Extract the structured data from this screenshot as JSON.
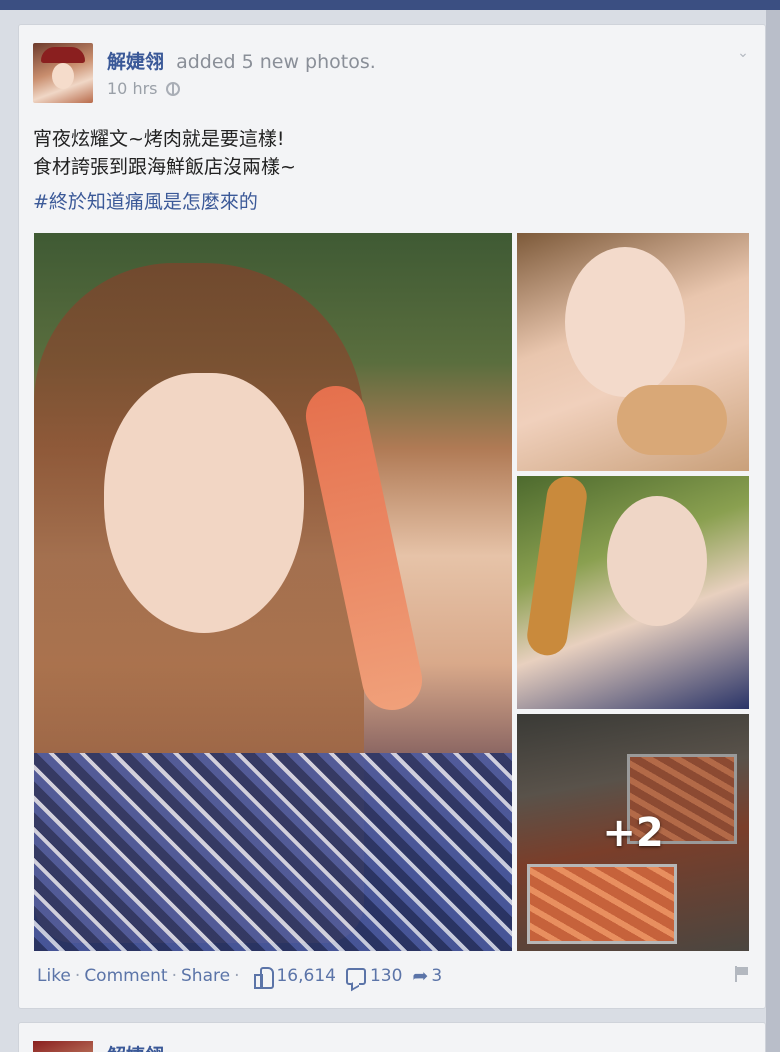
{
  "post": {
    "author": "解婕翎",
    "action": "added 5 new photos.",
    "time": "10 hrs",
    "text_line1": "宵夜炫耀文~烤肉就是要這樣!",
    "text_line2": "食材誇張到跟海鮮飯店沒兩樣~",
    "hashtag": "#終於知道痛風是怎麼來的",
    "more_photos": "+2",
    "actions": {
      "like": "Like",
      "comment": "Comment",
      "share": "Share",
      "separator": "·"
    },
    "stats": {
      "likes": "16,614",
      "comments": "130",
      "shares": "3"
    }
  },
  "next_post": {
    "author": "解婕翎"
  },
  "icons": {
    "privacy": "globe-icon",
    "menu": "chevron-down-icon",
    "likes": "thumbs-up-icon",
    "comments": "comment-icon",
    "shares": "share-arrow-icon",
    "report": "flag-icon"
  },
  "colors": {
    "link": "#3b5998",
    "action_text": "#5b74a8",
    "meta_text": "#9aa0a8",
    "card_bg": "#f3f4f6",
    "page_bg": "#d9dde4"
  }
}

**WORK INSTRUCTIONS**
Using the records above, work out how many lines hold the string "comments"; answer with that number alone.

**SOLUTION FOR THIS PROBLEM**
2